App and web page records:

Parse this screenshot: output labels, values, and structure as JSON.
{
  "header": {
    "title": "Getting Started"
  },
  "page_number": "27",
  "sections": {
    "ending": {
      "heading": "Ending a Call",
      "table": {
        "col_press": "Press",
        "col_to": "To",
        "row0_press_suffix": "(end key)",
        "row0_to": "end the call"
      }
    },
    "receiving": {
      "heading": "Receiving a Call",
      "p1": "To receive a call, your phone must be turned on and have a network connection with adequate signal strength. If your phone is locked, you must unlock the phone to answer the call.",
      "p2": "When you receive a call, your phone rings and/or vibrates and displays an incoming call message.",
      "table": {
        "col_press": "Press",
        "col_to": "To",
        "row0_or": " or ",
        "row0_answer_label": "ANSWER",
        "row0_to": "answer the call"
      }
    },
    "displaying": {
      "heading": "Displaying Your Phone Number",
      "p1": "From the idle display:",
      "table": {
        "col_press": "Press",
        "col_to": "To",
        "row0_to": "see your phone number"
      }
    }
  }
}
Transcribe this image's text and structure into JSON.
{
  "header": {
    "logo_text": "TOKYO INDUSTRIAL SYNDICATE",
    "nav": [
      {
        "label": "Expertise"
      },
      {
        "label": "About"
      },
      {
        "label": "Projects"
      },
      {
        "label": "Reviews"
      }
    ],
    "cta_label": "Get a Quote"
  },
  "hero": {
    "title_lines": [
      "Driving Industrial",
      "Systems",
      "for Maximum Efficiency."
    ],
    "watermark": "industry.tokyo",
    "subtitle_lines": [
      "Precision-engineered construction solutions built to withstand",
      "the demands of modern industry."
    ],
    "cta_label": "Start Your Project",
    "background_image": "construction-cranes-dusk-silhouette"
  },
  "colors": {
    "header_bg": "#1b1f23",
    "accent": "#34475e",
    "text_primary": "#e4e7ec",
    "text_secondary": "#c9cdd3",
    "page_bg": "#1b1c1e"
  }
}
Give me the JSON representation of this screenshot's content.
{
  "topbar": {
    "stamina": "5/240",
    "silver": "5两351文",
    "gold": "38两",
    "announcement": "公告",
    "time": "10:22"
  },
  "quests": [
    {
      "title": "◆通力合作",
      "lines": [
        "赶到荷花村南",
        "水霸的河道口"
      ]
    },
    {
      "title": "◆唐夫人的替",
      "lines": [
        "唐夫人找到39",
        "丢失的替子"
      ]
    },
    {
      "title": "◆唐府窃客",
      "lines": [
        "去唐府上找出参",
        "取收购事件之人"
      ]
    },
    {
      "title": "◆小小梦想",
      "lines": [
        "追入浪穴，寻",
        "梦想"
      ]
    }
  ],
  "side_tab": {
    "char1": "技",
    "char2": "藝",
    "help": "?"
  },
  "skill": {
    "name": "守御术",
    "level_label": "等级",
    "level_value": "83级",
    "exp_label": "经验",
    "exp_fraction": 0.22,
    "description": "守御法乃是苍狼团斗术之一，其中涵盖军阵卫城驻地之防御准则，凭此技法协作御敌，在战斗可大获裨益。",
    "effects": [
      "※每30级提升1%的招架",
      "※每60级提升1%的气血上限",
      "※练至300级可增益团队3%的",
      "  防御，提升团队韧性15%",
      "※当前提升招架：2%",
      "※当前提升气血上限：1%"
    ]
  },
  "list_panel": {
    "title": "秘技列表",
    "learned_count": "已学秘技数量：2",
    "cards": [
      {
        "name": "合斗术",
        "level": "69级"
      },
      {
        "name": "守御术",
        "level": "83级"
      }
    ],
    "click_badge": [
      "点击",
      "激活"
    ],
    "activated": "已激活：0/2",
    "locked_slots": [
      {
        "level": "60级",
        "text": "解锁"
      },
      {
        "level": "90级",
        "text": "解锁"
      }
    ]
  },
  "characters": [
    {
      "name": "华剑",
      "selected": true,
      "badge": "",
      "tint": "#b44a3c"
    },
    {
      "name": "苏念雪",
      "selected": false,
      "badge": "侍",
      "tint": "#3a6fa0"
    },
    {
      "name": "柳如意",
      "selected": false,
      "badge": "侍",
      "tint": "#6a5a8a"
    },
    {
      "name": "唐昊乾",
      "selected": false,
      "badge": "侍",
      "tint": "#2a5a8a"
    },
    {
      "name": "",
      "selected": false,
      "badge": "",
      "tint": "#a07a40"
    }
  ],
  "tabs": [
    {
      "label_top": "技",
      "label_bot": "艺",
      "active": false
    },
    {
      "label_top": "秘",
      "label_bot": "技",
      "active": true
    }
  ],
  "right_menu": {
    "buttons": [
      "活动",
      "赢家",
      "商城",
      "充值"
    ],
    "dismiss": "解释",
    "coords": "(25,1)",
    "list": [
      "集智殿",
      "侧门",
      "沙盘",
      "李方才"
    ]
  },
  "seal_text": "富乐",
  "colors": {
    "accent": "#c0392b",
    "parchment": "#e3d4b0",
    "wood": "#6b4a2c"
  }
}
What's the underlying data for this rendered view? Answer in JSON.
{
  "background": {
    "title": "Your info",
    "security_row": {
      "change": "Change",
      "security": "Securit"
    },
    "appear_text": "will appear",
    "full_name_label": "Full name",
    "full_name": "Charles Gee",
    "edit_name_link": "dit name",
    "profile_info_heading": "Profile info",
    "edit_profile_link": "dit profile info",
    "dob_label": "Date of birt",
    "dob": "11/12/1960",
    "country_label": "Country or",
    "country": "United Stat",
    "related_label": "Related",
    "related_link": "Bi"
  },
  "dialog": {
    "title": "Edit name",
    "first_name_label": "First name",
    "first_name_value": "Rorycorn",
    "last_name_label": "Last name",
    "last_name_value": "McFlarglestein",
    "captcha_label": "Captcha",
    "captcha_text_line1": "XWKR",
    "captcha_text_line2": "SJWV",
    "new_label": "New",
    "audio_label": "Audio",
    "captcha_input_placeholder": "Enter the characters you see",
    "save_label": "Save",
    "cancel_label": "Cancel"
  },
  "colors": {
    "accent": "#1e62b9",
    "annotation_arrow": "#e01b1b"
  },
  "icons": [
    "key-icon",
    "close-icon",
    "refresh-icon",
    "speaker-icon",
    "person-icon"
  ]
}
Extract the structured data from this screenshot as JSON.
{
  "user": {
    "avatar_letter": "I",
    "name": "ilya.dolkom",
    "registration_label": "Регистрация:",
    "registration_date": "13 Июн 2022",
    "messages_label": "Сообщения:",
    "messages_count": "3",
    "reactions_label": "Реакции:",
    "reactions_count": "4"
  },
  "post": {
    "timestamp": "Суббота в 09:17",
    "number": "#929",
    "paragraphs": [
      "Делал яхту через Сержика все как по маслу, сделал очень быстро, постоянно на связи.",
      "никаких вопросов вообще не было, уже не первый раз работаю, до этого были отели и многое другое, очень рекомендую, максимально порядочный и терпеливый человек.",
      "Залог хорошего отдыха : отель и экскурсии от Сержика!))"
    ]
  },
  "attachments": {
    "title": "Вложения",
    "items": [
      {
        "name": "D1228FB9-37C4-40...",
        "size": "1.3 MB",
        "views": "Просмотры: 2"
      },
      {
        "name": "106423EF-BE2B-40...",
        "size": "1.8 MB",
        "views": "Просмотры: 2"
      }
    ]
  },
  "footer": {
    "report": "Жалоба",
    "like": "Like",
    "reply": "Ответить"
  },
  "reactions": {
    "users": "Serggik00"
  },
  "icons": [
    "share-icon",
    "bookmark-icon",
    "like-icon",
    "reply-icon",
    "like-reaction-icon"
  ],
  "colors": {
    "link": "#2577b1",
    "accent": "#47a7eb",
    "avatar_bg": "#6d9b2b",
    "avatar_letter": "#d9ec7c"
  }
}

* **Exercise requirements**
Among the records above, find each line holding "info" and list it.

* **Exercise result**
    "title": "Your info",
    "profile_info_heading": "Profile info",
    "edit_profile_link": "dit profile info",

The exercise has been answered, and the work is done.